Tuesday Floridians voted overwhelmingly to lower taxes on solar equipment. But activists are bracing for another campaign – this one against a utility-backed amendment on the November ballot.
Winning nearly 73% of the vote Tuesday, the success of Amendment 4 could signal growing interest in Florida’s solar potential. The measure will make it cheaper for companies to install solar, and boasts the support of lawmakers, industry groups and environmentalists. But activists hope that sunny enthusiasm won’t fuel the utility-backed Amendment 1, a measure they say would mean added costs and penalties for solar users. Stephen Smith heads the Southern Alliance for Clean Energy. While the amendments may sound similar, he argues one encourages solar expansion, and the other doesn't.

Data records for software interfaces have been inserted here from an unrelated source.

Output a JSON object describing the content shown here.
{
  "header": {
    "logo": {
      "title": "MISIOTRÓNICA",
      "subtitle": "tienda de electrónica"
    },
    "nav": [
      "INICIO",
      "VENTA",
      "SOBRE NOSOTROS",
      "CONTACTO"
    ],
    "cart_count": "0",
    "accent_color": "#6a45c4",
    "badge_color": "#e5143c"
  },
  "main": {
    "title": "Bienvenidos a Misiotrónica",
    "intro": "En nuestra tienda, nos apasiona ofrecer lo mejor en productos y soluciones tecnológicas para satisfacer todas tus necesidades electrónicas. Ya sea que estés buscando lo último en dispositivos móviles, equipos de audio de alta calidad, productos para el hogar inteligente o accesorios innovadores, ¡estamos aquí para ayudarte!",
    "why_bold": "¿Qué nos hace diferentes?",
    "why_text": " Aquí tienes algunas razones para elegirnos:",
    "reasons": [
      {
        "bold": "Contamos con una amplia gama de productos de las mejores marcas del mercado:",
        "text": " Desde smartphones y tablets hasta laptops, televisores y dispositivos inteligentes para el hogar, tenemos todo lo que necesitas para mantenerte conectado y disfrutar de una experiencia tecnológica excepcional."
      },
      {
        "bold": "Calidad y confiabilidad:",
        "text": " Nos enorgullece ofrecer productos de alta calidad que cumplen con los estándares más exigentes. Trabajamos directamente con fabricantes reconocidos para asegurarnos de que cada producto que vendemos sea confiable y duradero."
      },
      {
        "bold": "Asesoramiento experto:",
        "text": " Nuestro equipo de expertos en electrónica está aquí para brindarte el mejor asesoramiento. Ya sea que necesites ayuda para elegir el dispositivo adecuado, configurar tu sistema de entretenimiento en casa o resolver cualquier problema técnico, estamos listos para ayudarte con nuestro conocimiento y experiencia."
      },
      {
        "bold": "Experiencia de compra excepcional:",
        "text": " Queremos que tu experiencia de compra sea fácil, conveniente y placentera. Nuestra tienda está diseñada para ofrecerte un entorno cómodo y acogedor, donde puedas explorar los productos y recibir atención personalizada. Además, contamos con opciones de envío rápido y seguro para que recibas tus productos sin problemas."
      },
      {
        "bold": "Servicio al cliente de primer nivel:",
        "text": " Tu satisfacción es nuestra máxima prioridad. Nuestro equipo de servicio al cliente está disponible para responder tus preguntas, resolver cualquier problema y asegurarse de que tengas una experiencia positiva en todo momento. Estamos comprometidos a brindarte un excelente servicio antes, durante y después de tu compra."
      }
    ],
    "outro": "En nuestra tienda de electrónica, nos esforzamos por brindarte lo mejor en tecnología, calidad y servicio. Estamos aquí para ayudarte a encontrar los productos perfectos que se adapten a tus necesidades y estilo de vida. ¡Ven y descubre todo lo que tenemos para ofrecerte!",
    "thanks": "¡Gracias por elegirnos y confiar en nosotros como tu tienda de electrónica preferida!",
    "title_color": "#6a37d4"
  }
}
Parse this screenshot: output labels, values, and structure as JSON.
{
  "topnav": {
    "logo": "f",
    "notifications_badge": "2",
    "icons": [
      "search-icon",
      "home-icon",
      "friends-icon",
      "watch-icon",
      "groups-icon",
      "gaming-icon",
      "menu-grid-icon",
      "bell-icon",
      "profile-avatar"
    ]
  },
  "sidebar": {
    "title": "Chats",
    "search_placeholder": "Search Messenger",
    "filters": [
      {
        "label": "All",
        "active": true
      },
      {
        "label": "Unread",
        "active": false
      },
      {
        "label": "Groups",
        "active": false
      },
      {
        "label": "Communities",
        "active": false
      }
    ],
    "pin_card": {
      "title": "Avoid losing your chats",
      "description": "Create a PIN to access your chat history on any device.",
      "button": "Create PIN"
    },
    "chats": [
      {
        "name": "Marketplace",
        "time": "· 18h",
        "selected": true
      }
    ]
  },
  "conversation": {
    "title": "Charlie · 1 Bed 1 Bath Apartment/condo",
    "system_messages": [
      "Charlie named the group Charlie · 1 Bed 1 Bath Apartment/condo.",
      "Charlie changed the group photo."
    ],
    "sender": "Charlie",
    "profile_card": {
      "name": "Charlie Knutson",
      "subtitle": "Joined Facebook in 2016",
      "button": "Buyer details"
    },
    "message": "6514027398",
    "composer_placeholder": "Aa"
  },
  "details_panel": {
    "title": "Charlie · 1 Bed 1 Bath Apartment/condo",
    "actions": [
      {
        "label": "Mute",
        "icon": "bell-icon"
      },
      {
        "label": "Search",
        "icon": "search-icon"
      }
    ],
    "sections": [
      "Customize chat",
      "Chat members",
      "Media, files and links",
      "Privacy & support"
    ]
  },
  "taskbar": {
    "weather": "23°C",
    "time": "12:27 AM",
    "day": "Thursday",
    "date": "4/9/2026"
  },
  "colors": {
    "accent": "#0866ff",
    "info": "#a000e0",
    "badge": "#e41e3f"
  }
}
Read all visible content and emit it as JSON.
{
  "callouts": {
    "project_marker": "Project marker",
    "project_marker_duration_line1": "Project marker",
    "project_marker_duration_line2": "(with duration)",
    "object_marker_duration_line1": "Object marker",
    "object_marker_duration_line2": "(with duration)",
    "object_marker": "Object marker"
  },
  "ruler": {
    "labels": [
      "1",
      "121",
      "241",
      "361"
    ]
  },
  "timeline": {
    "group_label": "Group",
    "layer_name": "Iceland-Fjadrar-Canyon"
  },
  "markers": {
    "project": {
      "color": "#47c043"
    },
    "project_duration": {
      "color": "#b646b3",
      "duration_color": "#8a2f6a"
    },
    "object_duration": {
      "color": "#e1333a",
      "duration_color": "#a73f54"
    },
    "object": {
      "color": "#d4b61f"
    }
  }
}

“Amendment 4 was basically a reduction in taxes. Amendment 1 is the utility companies trying to get the ability to put additional charges and controls on people who have solar,” Smith said.
The pro-Amendment 1 campaign has raised $16 million, with 13 million coming from the state’s utility companies Florida Power and Light, Duke Energy, Tampa Electric Company and Gulf Power. Smith argues the companies don't want to sacrifice profits for clean energy.
“The utilities want to charge customers more who have solar, because those people will not be buying as much electricity from them. And it’s not fair, it’s punitive and it will hold the market back," he said.
Leading up to the November election, activists will continue to educate voters who may confuse the amendments.